Data under study:
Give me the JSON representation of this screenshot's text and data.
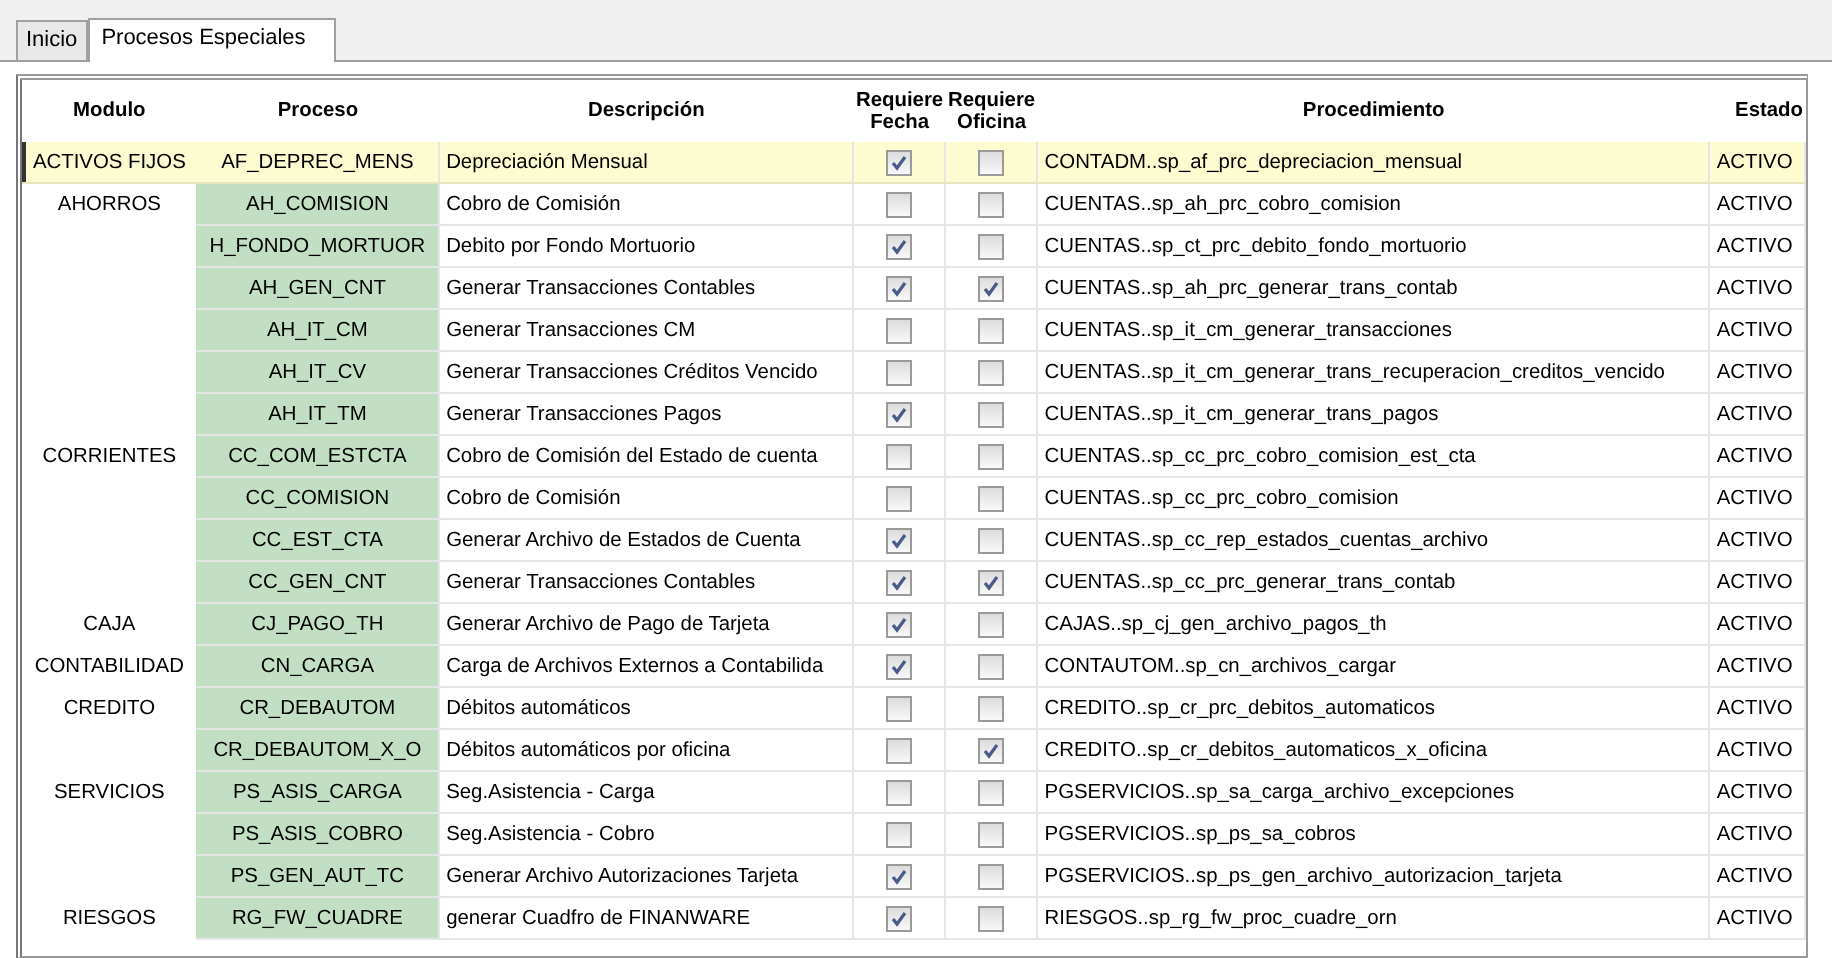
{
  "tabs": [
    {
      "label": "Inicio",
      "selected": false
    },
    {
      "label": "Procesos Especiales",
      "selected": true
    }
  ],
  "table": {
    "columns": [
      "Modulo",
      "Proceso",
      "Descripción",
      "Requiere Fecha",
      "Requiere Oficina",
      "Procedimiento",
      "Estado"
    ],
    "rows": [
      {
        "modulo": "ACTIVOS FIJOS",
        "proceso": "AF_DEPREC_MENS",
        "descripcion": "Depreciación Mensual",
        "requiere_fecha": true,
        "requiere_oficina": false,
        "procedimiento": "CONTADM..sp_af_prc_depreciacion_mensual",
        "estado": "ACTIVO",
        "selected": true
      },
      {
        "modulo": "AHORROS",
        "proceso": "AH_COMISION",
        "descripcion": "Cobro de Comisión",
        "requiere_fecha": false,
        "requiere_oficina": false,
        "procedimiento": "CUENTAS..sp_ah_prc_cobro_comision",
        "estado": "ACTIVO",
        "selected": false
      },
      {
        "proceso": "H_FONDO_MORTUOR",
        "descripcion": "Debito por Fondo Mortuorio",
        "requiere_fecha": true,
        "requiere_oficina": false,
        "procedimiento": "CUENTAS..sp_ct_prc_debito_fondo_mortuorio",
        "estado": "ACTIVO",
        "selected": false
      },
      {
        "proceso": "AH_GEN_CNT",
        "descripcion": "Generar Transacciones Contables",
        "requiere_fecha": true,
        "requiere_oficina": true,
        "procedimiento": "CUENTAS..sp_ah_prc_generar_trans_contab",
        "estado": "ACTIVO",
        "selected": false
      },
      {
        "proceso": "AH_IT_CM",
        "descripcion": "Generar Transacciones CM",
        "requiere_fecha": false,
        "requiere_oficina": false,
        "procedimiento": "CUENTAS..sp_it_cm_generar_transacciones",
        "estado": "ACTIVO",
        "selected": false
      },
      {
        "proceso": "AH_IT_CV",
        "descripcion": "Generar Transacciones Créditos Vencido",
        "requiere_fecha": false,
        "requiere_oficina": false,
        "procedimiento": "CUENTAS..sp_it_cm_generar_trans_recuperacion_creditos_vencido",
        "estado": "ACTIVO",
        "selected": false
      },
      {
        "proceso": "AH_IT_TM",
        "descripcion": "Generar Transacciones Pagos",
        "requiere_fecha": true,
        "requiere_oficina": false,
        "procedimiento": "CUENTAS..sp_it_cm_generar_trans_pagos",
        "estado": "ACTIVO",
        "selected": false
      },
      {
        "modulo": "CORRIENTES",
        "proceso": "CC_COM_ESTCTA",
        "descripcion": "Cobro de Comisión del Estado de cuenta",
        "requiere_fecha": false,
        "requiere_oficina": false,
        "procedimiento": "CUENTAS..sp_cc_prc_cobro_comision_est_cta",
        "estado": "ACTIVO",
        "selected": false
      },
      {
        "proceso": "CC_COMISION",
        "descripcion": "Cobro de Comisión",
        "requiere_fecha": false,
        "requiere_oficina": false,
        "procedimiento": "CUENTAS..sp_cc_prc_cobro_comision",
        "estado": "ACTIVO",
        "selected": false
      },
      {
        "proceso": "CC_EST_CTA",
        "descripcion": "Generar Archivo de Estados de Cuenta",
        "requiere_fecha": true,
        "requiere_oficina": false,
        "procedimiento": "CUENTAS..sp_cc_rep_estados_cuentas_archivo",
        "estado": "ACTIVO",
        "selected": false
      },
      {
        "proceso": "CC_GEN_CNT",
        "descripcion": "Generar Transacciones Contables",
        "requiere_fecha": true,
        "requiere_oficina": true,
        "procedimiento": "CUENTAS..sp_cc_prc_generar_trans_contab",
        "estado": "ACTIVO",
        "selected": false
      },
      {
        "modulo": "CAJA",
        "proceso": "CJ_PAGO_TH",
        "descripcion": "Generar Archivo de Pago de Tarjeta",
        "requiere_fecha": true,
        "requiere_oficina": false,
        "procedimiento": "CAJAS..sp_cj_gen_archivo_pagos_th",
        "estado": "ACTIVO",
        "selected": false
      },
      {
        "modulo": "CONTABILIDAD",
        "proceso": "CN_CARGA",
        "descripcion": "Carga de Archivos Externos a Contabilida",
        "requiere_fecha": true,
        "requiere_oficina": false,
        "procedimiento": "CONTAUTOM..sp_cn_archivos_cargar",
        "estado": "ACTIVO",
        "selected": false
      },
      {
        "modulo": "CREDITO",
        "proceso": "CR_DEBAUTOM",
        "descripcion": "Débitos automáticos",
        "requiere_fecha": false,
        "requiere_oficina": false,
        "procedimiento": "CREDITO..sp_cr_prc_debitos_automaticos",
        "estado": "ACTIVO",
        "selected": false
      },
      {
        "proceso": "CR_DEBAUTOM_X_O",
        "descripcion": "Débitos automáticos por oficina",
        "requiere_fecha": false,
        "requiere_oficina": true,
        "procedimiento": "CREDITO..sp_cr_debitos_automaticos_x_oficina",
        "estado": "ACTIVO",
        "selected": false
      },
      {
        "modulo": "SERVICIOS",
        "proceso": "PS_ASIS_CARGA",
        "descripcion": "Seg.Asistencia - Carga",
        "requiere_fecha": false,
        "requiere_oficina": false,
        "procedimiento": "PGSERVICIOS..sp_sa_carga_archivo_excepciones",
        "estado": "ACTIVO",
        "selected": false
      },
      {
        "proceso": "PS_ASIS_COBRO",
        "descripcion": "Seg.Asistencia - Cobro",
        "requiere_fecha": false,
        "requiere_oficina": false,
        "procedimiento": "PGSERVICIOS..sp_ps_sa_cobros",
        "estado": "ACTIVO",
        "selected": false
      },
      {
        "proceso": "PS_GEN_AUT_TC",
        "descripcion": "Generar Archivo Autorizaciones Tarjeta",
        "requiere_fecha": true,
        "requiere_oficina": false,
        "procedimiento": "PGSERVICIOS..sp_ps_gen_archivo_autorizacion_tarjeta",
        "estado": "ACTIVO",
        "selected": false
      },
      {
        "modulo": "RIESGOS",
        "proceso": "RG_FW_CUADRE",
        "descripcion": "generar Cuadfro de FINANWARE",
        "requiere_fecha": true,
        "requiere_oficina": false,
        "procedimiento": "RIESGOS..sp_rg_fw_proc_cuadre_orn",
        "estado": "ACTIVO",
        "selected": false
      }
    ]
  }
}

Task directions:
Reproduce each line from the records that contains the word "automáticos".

Reply:
        "descripcion": "Débitos automáticos",
        "descripcion": "Débitos automáticos por oficina",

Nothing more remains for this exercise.